Visualizing it happening and then doing more work; or
Thinking about it differently and accepting it for what it is. This last possibility escapes most people. They don’t believe they can think or feel differently about something. And they don’t feel they can accept reality. But they can!
I looked up images of plankton for drawing and then I read about them. I learned that they are classified not by taxonomy (as so many other animals are), but by ecological niche! There are numerous types of plankton – both microscopic as well as macro.
I decided to use acrylic paint for the “luminescent” factor. I have much to learn about using this type of paint. I’m taking a Lisa Congdon class on watercolors/gauche through Creativebug.com (“The Daily Painting Challenge”). It was $10 for 30 mini lessons on pattern-making: a great deal!
Not sure where I’m going with this art, but I am enjoying the process.
I assigned my 5th graders Powerpoint presentations on the early settlers (New England, Middle Colony, Southern Colony) and the rubric included a MAXIMUM of 5 words per slide.
“Ideally, you will choose an image that represents your topic for the slide – consider a primary source, such as a drawing – and then add key words that will remind you of the content for that slide,” I instructed.
“Five words? Only five words?” They asked.
“Yes. Key words to remind you of what to say.”
Because who wants to read paragraphs on a slide?
They went to work, buzzing like angry bees. This would require them to know the material very well.
I’ve always wanted to draw. I had a babysitter (Julie) who shut that dream down when I was six.

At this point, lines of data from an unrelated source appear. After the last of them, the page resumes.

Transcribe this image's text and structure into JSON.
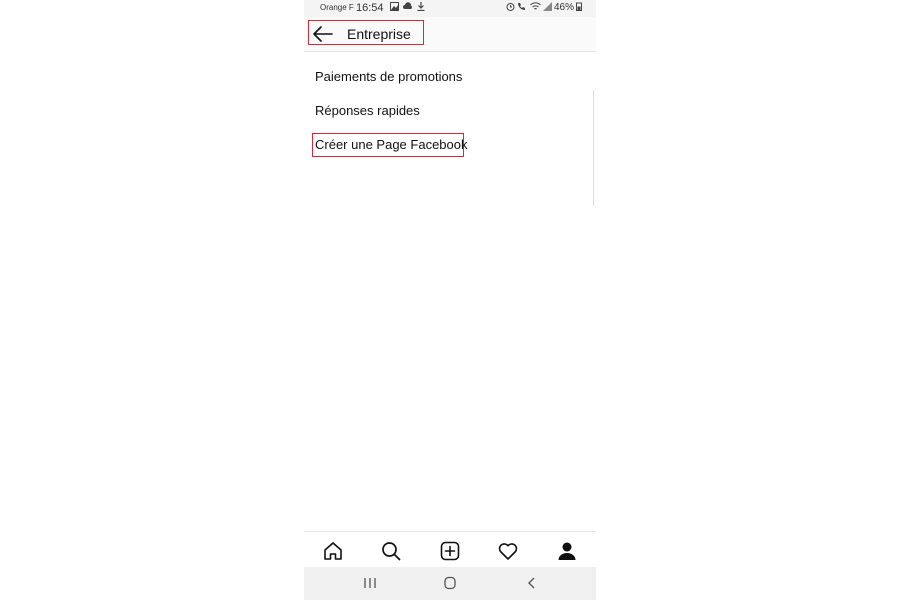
{
  "status_bar": {
    "carrier": "Orange F",
    "time": "16:54",
    "battery": "46%"
  },
  "header": {
    "title": "Entreprise",
    "back_icon": "arrow-left-icon"
  },
  "menu": {
    "items": [
      {
        "label": "Paiements de promotions"
      },
      {
        "label": "Réponses rapides"
      },
      {
        "label": "Créer une Page Facebook"
      }
    ]
  },
  "highlight_color": "#d62b34",
  "tab_bar": {
    "icons": [
      "home-icon",
      "search-icon",
      "add-post-icon",
      "heart-icon",
      "profile-icon"
    ]
  },
  "system_nav": {
    "icons": [
      "recents-icon",
      "home-circle-icon",
      "back-chevron-icon"
    ]
  }
}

She told me I couldn’t draw or color well.
Yet, when shopping for art supplies for my daughters, I’ve always lingered in front of the pencils and drawing tablets, the paints and brushes a bit longer than necessary. I’ve saved tons of art supplies for “someday” when I have time to take a class.
I realized that “someday” is pure imagination. We only have TODAY.
For my birthday, I treated myself to Lisa Congdon’s book, 20 Ways to Draw Everything. It got 5 out of 5 stars! I’ve watched her videos. She’s really good. It arrived in the mail today. But page after page just shows 20 dogs, 20 rabbits, 20 flowers, etc. perfectly drawn! There are no step-by-step directions. In the very beginning of the book, she instructs “Draw the big shapes and lines first, then add in the smaller details.” Really?
I need a lot more help.
So I drew and drew and the whole time, my inner critic was talking snidely to me. Seriously, do you call that a leg?
Look at Jazz. He looks like he’s had a craniotomy.
Oh for Pete’s sakes! Why do all of your dogs look pregnant?
Precious looks broken.
Is Brutus a dog or a deer?
I have to laugh. My inner critic is funny. My drawings are funny. I want to get good, but in my own way. I’ll never be Lisa Congdon good and that’s OK. I also ordered Milk and Honey. Look at one of her illustrations:
Her illustration is not “perfect.” It’s impactful. Her poetry has resonated with so many readers that her volume of poetry is a New York Times Bestseller.
So, I’m not going for perfect. I’m on a quest to develop my own style.
It’s that time of year again…when students who want to vye for a Student Council Officer position run their campaigns: create posters, prepare speeches, record them and hope for the best.
As I recorded several children giving their speeches, I was touched by their earnestness and jitters. It’s impossible for all who run to win, yet they are all – each of them – winners.
If there’s one thing I think we don’t teach our children enough (at home or school) is that it’s OK to try, to take a risk and not reach our goal. That it doesn’t mean we’re failures or that we ought to be ashamed.
It might sound like common sense to you.
Yet the words “loser” and “ashamed” are so pervasive in our culture. And “risktaker” denotes a type of reckless stunt person.
Risk-taking is the only way we grow, and it often includes some degree of pain.